  1. Call up someone (a friend, a new colleague) who works on a different area and just take 10 minutes to ask what their regular day is like. 
  2. Follow a company outside your sector on social media or on the digital newspaper of your choice. 
  3. Talk to your children about what you do, pay attention to their questions. They are very revealing of what’s important.
Look at things differently
  1. Try doing “opposition research” on your organisation. If you were an NGO, what issues would you raise?
  2. Now do “opposition research” on yourself, how would you turn your weaknesses into strengths?
  3. Read an interview with Karl Rove and David Axelrod on opposition research. 
  1. Get a friend or your partner to give you feedback on a piece of work they’ve never seen before. Don’t explain, just listen. 
  2. Listen to an episode of Cautionary Tales by Tim Harford
  3. When/if you are out for your daily exercise: think about the first car you see and create an imaginary biography for it.
Nurture your boundaries
  1. Understand what healthy boundaries look like. We like Brene Brown’s advice
  2. Try setting a schedule put your phone on “flight mode” no interruptions for an hour or two a day. 
  1. Block a 30-minute pause time in your calendar a day. Just for you.
  2. Try saying no to at least one non-essential request. Read our tips on how to say no. 
  3. Unsubscribe from redundant mailing lists.
  4. Turn your phone off for an hour. Go on, I dare you.

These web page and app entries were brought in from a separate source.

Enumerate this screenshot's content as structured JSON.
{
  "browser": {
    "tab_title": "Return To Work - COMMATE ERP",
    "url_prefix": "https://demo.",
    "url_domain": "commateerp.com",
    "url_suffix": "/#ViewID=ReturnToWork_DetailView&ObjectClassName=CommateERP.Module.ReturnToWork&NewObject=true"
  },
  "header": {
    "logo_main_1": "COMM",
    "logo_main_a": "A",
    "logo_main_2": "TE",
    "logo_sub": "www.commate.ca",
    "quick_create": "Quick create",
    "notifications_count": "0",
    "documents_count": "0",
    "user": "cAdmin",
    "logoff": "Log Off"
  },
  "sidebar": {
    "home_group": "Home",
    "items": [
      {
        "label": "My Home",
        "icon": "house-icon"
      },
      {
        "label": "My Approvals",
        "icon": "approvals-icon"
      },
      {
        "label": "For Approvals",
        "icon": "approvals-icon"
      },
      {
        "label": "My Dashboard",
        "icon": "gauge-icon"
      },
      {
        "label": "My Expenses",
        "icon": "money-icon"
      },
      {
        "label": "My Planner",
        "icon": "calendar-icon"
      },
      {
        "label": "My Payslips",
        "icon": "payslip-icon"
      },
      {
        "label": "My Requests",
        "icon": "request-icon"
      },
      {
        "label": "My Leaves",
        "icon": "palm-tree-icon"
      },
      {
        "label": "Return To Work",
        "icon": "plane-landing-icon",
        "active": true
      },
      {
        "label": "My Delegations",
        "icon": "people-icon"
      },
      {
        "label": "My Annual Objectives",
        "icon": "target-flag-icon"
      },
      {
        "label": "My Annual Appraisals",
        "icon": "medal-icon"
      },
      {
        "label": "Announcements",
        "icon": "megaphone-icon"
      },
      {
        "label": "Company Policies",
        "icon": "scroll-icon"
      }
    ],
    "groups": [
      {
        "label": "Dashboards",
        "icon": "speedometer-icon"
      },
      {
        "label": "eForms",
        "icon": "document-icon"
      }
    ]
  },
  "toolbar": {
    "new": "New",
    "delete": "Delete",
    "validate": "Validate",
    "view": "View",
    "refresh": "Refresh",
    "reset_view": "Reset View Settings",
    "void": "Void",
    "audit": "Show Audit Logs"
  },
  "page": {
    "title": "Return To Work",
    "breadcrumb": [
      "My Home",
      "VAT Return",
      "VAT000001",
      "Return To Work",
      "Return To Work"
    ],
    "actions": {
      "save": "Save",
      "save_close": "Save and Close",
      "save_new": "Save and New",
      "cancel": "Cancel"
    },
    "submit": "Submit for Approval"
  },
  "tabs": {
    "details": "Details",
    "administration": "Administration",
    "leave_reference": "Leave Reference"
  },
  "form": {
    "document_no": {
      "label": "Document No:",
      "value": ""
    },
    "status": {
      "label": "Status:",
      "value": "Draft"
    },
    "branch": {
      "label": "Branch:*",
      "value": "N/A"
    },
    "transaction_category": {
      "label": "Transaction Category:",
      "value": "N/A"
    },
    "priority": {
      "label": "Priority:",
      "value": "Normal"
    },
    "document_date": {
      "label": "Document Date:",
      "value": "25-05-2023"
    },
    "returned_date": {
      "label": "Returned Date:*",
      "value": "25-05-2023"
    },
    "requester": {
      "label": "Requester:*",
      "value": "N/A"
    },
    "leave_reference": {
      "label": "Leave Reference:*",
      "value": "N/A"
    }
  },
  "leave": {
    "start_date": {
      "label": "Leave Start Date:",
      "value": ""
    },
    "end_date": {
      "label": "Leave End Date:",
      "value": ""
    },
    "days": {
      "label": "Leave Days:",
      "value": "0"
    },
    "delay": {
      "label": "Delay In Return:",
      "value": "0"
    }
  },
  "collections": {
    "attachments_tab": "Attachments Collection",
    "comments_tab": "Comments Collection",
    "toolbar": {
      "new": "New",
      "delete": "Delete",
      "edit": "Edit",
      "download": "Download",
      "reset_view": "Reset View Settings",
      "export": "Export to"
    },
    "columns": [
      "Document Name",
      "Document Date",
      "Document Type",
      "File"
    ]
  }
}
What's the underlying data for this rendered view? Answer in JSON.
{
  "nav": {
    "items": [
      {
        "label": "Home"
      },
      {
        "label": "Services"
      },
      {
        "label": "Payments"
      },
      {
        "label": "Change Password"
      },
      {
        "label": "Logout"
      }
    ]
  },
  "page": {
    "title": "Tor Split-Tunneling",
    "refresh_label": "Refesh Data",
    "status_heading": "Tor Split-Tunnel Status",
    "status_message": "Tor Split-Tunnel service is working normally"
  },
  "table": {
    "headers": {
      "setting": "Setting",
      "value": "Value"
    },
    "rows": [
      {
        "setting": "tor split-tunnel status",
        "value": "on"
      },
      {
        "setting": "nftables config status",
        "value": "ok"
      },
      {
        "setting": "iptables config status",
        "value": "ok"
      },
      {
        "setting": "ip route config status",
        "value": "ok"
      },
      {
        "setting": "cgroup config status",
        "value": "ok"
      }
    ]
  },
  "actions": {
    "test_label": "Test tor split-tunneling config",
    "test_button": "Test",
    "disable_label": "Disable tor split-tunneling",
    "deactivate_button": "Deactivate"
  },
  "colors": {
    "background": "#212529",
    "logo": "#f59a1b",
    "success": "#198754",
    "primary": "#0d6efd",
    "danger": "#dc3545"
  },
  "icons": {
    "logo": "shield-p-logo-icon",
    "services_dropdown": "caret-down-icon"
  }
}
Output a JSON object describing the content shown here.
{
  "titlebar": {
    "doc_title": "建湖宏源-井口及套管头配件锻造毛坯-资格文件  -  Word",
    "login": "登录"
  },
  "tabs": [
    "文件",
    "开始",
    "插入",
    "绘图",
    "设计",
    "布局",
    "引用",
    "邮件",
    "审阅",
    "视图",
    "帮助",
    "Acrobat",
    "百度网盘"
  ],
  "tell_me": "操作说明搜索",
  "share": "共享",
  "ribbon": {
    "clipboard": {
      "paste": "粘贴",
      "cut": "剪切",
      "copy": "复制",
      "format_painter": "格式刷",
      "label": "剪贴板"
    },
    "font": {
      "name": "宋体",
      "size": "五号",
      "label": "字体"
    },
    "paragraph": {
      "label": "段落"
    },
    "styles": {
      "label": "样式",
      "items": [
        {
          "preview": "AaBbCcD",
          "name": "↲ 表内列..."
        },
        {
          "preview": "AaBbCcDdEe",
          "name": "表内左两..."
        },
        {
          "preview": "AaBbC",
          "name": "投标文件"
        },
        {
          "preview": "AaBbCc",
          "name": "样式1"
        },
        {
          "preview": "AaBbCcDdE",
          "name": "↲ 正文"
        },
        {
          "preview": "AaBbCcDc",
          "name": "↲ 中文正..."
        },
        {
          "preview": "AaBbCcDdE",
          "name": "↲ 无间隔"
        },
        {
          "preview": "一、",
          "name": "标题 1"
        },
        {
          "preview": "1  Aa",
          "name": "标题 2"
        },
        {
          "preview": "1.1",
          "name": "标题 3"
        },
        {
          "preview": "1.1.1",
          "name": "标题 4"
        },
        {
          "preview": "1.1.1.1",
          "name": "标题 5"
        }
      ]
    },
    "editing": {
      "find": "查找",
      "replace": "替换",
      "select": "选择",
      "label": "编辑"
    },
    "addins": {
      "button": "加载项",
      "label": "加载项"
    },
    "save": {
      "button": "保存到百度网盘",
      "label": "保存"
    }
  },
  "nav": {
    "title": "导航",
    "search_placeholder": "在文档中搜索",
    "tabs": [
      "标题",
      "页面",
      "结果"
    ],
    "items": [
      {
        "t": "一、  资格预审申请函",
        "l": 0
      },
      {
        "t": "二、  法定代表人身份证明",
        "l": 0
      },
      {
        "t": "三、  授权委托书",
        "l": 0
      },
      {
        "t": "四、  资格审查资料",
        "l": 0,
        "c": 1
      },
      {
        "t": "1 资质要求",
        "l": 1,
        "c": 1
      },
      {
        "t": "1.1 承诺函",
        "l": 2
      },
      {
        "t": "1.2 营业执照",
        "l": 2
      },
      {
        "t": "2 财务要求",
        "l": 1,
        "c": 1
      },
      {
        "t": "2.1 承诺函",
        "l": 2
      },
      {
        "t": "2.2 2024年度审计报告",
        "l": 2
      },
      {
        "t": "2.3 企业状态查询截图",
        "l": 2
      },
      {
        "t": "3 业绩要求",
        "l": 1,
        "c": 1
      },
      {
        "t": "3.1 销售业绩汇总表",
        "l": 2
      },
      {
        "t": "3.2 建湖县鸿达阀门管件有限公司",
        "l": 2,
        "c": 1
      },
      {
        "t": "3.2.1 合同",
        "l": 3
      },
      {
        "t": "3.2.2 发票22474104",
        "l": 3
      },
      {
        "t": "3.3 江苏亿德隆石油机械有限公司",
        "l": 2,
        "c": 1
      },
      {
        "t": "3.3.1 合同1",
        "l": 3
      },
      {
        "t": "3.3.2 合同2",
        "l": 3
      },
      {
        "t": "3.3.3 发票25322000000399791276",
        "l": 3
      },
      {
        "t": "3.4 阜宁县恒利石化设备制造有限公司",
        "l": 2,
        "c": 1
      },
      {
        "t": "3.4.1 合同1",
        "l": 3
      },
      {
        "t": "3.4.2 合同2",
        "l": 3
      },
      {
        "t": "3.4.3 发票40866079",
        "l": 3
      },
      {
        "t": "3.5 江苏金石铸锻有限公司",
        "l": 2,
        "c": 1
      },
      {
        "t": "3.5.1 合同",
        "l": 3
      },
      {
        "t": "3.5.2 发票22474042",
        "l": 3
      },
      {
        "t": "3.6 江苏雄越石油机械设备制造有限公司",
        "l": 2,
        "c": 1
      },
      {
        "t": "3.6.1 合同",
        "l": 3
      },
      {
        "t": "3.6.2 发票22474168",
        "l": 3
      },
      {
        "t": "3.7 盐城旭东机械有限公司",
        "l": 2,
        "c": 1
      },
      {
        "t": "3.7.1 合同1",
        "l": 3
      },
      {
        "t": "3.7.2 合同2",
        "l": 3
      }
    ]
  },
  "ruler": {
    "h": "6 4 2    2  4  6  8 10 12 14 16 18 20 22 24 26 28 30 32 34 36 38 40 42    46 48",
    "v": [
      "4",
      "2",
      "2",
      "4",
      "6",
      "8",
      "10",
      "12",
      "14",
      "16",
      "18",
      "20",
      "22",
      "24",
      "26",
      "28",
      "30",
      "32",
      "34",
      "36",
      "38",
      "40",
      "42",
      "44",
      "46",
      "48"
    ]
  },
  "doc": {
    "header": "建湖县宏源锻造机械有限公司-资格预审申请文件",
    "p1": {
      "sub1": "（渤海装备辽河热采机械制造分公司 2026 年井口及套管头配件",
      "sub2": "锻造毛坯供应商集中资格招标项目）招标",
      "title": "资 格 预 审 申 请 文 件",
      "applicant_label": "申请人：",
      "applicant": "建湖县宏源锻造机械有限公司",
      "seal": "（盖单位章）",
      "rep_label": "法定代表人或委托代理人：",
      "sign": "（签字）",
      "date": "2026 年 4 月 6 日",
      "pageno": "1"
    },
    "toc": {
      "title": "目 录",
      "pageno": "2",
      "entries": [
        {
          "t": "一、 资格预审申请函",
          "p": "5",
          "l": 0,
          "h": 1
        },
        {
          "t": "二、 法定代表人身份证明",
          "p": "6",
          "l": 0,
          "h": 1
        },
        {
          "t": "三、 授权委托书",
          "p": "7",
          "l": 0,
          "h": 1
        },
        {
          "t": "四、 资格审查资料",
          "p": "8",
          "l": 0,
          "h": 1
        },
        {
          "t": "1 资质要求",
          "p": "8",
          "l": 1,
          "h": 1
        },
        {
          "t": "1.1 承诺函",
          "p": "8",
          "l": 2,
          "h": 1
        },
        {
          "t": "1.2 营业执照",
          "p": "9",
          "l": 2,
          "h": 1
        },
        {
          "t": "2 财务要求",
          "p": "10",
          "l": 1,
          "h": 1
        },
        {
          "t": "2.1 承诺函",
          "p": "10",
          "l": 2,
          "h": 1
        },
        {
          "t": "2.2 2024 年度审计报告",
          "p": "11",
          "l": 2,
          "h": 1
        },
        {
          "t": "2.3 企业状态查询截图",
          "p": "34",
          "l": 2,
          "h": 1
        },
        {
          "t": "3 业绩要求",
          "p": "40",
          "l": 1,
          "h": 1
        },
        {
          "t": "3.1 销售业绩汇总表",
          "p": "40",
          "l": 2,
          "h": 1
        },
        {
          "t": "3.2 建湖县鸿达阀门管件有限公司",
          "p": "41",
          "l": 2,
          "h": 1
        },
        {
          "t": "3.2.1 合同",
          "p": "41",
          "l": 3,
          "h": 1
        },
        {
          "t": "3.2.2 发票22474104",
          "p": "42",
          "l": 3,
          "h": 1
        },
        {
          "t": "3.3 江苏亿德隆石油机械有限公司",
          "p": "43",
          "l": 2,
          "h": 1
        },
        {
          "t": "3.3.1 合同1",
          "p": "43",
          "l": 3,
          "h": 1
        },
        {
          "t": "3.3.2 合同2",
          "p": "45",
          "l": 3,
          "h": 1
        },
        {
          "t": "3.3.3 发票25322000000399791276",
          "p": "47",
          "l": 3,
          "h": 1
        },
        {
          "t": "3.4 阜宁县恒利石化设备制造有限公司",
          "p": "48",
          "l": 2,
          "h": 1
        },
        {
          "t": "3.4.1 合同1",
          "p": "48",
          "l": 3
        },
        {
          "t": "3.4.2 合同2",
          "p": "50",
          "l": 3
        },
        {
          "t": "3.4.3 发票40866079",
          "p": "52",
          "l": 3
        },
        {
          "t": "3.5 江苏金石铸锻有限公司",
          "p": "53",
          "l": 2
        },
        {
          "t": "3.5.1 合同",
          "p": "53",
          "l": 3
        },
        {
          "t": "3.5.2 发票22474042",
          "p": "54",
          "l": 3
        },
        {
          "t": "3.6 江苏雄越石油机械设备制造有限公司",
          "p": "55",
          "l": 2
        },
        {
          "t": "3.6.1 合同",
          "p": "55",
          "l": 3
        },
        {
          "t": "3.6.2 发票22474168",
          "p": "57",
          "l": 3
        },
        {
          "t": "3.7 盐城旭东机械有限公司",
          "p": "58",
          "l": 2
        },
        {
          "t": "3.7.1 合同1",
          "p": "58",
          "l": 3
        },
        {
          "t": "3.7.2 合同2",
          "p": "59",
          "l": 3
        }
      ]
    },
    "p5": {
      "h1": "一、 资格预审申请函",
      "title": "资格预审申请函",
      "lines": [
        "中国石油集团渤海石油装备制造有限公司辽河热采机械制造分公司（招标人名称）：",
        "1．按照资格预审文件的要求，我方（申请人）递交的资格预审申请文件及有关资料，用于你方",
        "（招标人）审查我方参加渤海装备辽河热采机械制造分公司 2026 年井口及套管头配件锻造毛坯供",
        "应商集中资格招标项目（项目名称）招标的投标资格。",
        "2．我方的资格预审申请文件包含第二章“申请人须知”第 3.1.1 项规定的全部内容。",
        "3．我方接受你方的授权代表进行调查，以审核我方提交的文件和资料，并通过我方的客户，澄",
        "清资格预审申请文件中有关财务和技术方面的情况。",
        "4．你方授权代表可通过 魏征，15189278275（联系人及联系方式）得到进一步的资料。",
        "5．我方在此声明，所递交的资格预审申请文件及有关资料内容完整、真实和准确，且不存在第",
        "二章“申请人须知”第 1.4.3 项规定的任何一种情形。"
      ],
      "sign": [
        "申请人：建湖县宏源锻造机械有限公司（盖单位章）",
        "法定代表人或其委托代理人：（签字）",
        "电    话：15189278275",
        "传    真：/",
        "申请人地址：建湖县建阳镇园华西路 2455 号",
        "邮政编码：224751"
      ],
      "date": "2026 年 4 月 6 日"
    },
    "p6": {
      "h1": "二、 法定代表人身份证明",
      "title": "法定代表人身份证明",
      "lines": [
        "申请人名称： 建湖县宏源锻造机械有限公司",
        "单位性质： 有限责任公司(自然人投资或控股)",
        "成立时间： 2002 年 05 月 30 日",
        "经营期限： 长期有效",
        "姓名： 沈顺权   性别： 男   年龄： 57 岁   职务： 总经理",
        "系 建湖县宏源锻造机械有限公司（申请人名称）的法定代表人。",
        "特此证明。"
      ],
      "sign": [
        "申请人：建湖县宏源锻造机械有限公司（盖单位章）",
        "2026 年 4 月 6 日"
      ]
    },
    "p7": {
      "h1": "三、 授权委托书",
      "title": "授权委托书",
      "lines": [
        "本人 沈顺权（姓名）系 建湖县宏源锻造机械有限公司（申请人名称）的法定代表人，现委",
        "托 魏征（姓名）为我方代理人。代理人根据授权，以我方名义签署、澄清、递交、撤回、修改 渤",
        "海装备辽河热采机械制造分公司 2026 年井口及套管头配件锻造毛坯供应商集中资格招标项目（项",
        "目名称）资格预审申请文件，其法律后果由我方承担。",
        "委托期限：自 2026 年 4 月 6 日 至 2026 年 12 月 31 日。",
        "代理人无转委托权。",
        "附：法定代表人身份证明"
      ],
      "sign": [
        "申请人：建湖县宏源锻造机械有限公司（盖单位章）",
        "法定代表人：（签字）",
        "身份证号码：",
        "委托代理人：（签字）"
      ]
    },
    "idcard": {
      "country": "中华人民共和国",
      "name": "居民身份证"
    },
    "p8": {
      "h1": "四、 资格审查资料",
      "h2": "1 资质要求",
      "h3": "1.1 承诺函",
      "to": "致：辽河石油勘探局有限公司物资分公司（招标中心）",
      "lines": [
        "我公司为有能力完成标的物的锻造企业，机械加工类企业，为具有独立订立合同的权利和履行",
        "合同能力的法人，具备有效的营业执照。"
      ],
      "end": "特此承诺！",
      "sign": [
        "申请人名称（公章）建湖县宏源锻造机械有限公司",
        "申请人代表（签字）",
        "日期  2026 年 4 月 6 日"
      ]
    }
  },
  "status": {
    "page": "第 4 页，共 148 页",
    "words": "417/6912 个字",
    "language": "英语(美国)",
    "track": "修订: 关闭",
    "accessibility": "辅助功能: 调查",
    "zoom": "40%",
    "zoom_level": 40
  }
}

Three of the many, many resources for working from home and mental health

The next instalment of our #testingtimes campaign will come in two weeks.